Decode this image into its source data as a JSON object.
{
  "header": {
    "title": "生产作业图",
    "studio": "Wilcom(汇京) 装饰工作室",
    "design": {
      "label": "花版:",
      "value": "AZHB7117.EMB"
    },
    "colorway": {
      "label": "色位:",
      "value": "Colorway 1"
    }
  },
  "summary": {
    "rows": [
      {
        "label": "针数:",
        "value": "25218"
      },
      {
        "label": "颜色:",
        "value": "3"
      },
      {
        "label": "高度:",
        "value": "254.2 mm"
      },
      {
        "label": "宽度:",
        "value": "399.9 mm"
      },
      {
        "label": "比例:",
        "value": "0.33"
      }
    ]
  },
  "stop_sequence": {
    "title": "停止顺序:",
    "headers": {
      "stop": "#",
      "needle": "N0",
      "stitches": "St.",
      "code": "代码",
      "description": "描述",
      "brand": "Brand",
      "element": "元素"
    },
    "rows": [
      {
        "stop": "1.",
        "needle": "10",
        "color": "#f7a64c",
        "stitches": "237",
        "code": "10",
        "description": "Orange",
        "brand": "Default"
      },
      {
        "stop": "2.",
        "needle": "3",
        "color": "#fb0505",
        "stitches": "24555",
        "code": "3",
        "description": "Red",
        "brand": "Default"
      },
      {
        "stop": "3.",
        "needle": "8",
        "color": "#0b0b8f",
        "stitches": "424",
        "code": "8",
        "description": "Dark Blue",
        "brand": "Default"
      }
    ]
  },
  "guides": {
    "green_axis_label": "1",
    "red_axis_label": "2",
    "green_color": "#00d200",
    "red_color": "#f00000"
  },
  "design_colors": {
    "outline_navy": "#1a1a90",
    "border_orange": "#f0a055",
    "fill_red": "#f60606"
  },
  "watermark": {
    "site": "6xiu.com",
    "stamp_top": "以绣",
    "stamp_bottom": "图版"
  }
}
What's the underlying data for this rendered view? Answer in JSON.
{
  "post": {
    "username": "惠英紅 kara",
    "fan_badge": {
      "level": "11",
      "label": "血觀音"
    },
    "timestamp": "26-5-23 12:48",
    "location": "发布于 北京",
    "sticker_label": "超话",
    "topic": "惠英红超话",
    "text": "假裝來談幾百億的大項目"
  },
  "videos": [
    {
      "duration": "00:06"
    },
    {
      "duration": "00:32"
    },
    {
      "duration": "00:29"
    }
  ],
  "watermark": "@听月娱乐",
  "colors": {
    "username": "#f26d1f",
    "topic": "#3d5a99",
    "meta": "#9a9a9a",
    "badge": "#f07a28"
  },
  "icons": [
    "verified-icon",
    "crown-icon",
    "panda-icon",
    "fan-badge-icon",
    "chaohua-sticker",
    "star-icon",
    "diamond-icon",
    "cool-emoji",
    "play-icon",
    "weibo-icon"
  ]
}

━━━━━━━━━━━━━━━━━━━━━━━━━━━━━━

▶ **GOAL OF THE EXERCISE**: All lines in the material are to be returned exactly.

▶ **ANSWER BOX**:
Decode this image into its source data as a JSON object.
{
  "header": {
    "title": "生产作业图",
    "studio": "Wilcom(汇京) 装饰工作室",
    "design": {
      "label": "花版:",
      "value": "AZHB7117.EMB"
    },
    "colorway": {
      "label": "色位:",
      "value": "Colorway 1"
    }
  },
  "summary": {
    "rows": [
      {
        "label": "针数:",
        "value": "25218"
      },
      {
        "label": "颜色:",
        "value": "3"
      },
      {
        "label": "高度:",
        "value": "254.2 mm"
      },
      {
        "label": "宽度:",
        "value": "399.9 mm"
      },
      {
        "label": "比例:",
        "value": "0.33"
      }
    ]
  },
  "stop_sequence": {
    "title": "停止顺序:",
    "headers": {
      "stop": "#",
      "needle": "N0",
      "stitches": "St.",
      "code": "代码",
      "description": "描述",
      "brand": "Brand",
      "element": "元素"
    },
    "rows": [
      {
        "stop": "1.",
        "needle": "10",
        "color": "#f7a64c",
        "stitches": "237",
        "code": "10",
        "description": "Orange",
        "brand": "Default"
      },
      {
        "stop": "2.",
        "needle": "3",
        "color": "#fb0505",
        "stitches": "24555",
        "code": "3",
        "description": "Red",
        "brand": "Default"
      },
      {
        "stop": "3.",
        "needle": "8",
        "color": "#0b0b8f",
        "stitches": "424",
        "code": "8",
        "description": "Dark Blue",
        "brand": "Default"
      }
    ]
  },
  "guides": {
    "green_axis_label": "1",
    "red_axis_label": "2",
    "green_color": "#00d200",
    "red_color": "#f00000"
  },
  "design_colors": {
    "outline_navy": "#1a1a90",
    "border_orange": "#f0a055",
    "fill_red": "#f60606"
  },
  "watermark": {
    "site": "6xiu.com",
    "stamp_top": "以绣",
    "stamp_bottom": "图版"
  }
}
What's the underlying data for this rendered view? Answer in JSON.
{
  "post": {
    "username": "惠英紅 kara",
    "fan_badge": {
      "level": "11",
      "label": "血觀音"
    },
    "timestamp": "26-5-23 12:48",
    "location": "发布于 北京",
    "sticker_label": "超话",
    "topic": "惠英红超话",
    "text": "假裝來談幾百億的大項目"
  },
  "videos": [
    {
      "duration": "00:06"
    },
    {
      "duration": "00:32"
    },
    {
      "duration": "00:29"
    }
  ],
  "watermark": "@听月娱乐",
  "colors": {
    "username": "#f26d1f",
    "topic": "#3d5a99",
    "meta": "#9a9a9a",
    "badge": "#f07a28"
  },
  "icons": [
    "verified-icon",
    "crown-icon",
    "panda-icon",
    "fan-badge-icon",
    "chaohua-sticker",
    "star-icon",
    "diamond-icon",
    "cool-emoji",
    "play-icon",
    "weibo-icon"
  ]
}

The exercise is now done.